David Lynch, USA, France, 2001o
Aspiring actress Betty has just moved to Los Angeles and can stay in her aunt's flat for the time being. There she unexpectedly meets a mysterious beauty who, after a car accident in the Hollywood hills, remembers nothing, not even her own name. The stranger finds tens of thousands of dollars in her handbag and believes herself threatened. The two women set out to find the identity of the memoryless one, and grow closer in the process. At the same time, they get caught up in a whirlpool of strange events that gradually pulls them off the ground of reality.
David Lynch is the director of the uncanny.
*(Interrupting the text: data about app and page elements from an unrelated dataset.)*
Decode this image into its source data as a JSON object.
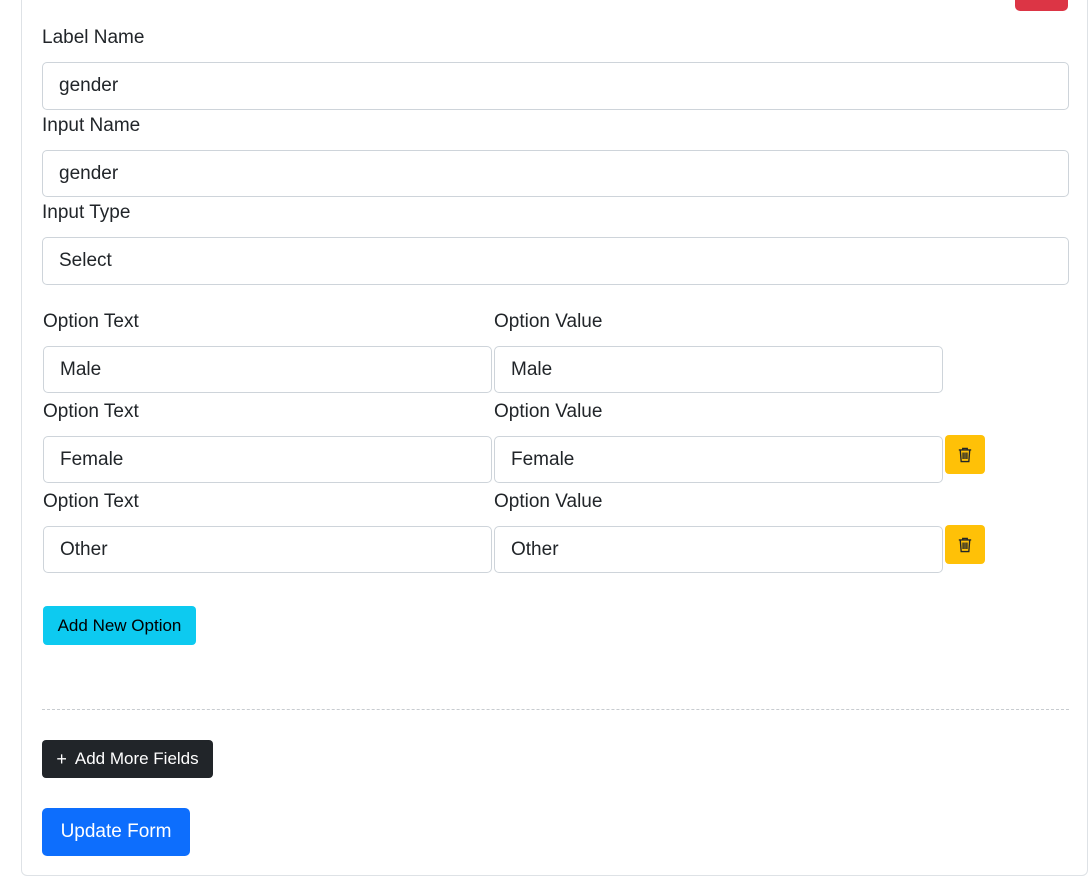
{
  "field": {
    "label_name": {
      "label": "Label Name",
      "value": "gender"
    },
    "input_name": {
      "label": "Input Name",
      "value": "gender"
    },
    "input_type": {
      "label": "Input Type",
      "value": "Select"
    }
  },
  "options": [
    {
      "text_label": "Option Text",
      "value_label": "Option Value",
      "text": "Male",
      "value": "Male",
      "deletable": false
    },
    {
      "text_label": "Option Text",
      "value_label": "Option Value",
      "text": "Female",
      "value": "Female",
      "deletable": true
    },
    {
      "text_label": "Option Text",
      "value_label": "Option Value",
      "text": "Other",
      "value": "Other",
      "deletable": true
    }
  ],
  "buttons": {
    "add_option": "Add New Option",
    "add_fields_icon": "+",
    "add_fields": "Add More Fields",
    "update_form": "Update Form"
  },
  "icons": {
    "delete_option": "trash-icon",
    "remove_field": "remove-field-button"
  },
  "colors": {
    "danger": "#dc3545",
    "warning": "#ffc107",
    "info": "#0dcaf0",
    "dark": "#212529",
    "primary": "#0d6efd"
  }
}
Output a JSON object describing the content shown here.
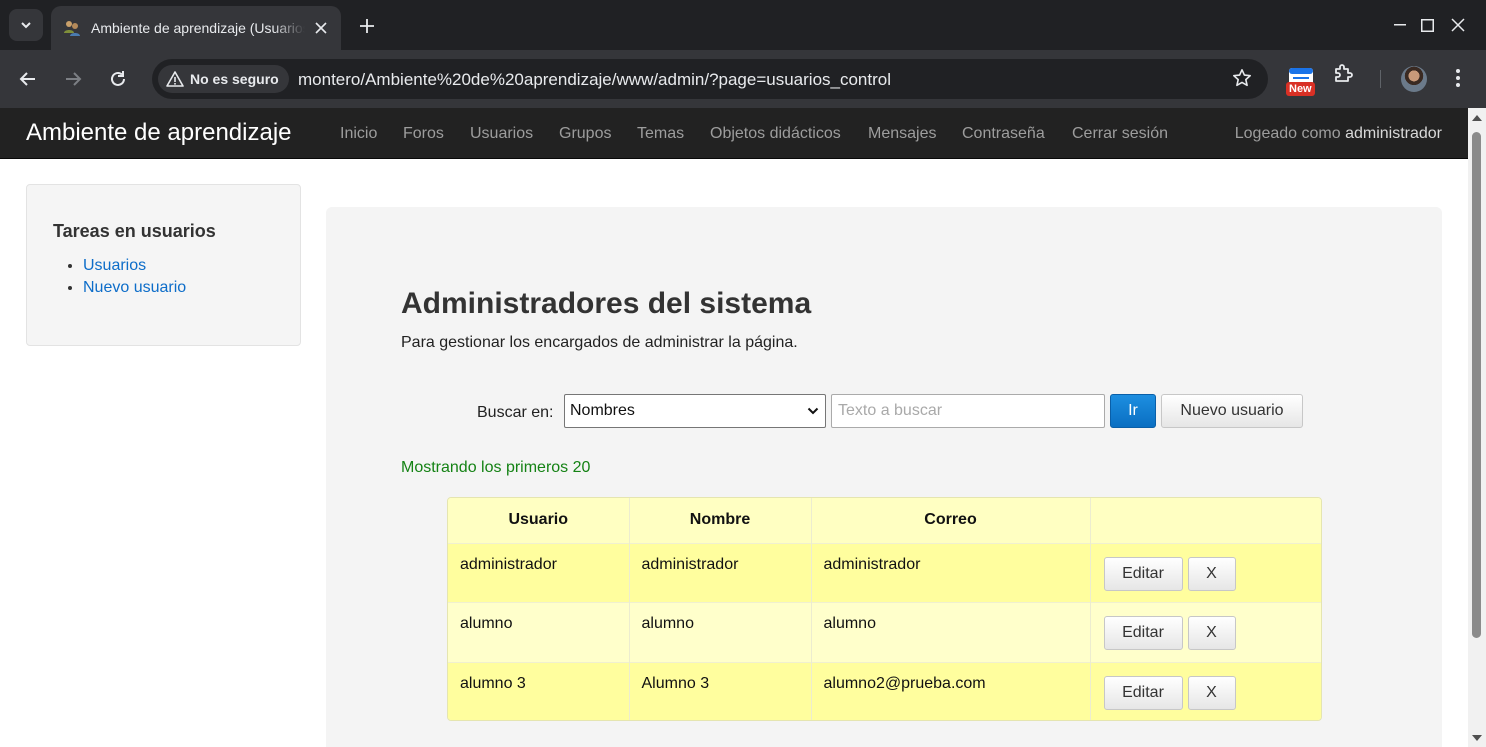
{
  "browser": {
    "tab_title": "Ambiente de aprendizaje (Usuarios)",
    "security_label": "No es seguro",
    "url": "montero/Ambiente%20de%20aprendizaje/www/admin/?page=usuarios_control",
    "extension_badge": "New"
  },
  "navbar": {
    "brand": "Ambiente de aprendizaje",
    "links": [
      "Inicio",
      "Foros",
      "Usuarios",
      "Grupos",
      "Temas",
      "Objetos didácticos",
      "Mensajes",
      "Contraseña",
      "Cerrar sesión"
    ],
    "logged_prefix": "Logeado como",
    "logged_user": "administrador"
  },
  "sidebar": {
    "title": "Tareas en usuarios",
    "items": [
      "Usuarios",
      "Nuevo usuario"
    ]
  },
  "main": {
    "title": "Administradores del sistema",
    "subtitle": "Para gestionar los encargados de administrar la página.",
    "search": {
      "label": "Buscar en:",
      "selected": "Nombres",
      "placeholder": "Texto a buscar",
      "go_label": "Ir",
      "new_user_label": "Nuevo usuario"
    },
    "result_info": "Mostrando los primeros 20",
    "table": {
      "headers": [
        "Usuario",
        "Nombre",
        "Correo",
        ""
      ],
      "rows": [
        {
          "usuario": "administrador",
          "nombre": "administrador",
          "correo": "administrador"
        },
        {
          "usuario": "alumno",
          "nombre": "alumno",
          "correo": "alumno"
        },
        {
          "usuario": "alumno 3",
          "nombre": "Alumno 3",
          "correo": "alumno2@prueba.com"
        }
      ],
      "edit_label": "Editar",
      "delete_label": "X"
    }
  },
  "colors": {
    "navbar_bg": "#222222",
    "link": "#0d6dc9",
    "primary_button": "#0a6fc2",
    "success_text": "#148214",
    "row_odd": "#fffe9e",
    "row_even": "#ffffcb"
  }
}
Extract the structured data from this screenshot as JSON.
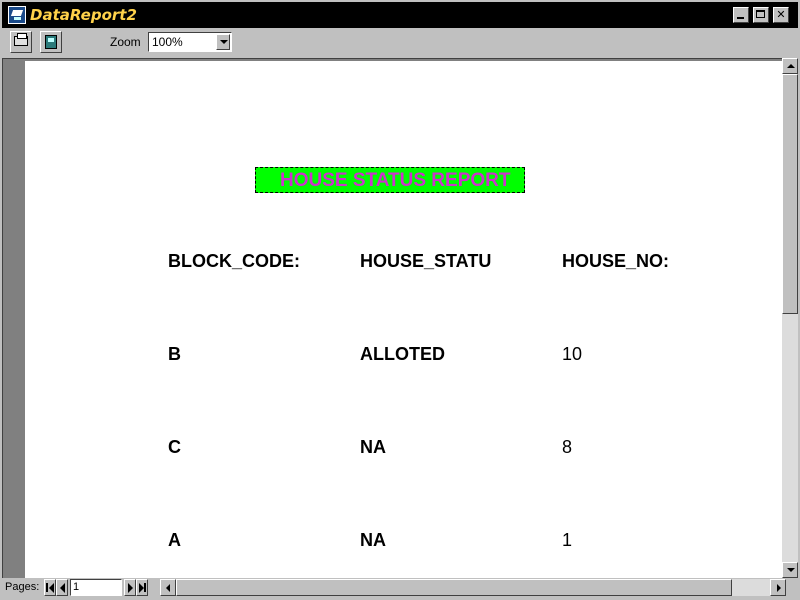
{
  "window": {
    "title": "DataReport2",
    "title_color": "#ffd24a",
    "buttons": {
      "minimize": "minimize",
      "maximize": "maximize",
      "close": "close"
    }
  },
  "toolbar": {
    "print_icon": "printer-icon",
    "export_icon": "export-icon",
    "zoom_label": "Zoom",
    "zoom_value": "100%"
  },
  "report": {
    "title": "HOUSE STATUS REPORT",
    "title_bg_color": "#00ff00",
    "title_text_color": "#cc33cc",
    "headers": [
      "BLOCK_CODE:",
      "HOUSE_STATU",
      "HOUSE_NO:"
    ],
    "rows": [
      [
        "B",
        "ALLOTED",
        "10"
      ],
      [
        "C",
        "NA",
        "8"
      ],
      [
        "A",
        "NA",
        "1"
      ]
    ]
  },
  "footer": {
    "pages_label": "Pages:",
    "current_page": "1"
  }
}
Since his first film Eraserhead (1977), his characters have been constantly threatened by violence and death. For Lynch, however, the most unholy phenomenon of all - and the greatest fascination - is the human psyche. Lynch's films therefore have the logic of dreams; more than any physical violence, madness looms in them. Mulholland Drive belongs in the ranks of Lynch's masterpieces, along with Blue Velvet, Twin Peak, and Lost Highway. With a suggestiveness second to none, the filmmaker here tells the story of a hopeful young actress who meets a mysterious beauty with memory loss in the Hollywood hills. The more intrepidly the two women seek to solve the mystery behind this story, and the closer they become in the process, the more the ground of reality eludes them. Lynch and his crew stage this border crossing with some narrative cabinet pieces and a stupendous sense of atmosphere. Like all the greats of the seventh art, Lynch needs seemingly little on the outside to override everyday perceptions: ambiguous dialogue, an outstanding lead actress (Naomi Watts), ironclad consistency in the choice of sets and colors, Angelo Badalamenti's insane score, finally the fantastic images of Twin Peaks cinematographer Peter Deming ... In other words, it takes a lot for something like this.Andreas Furler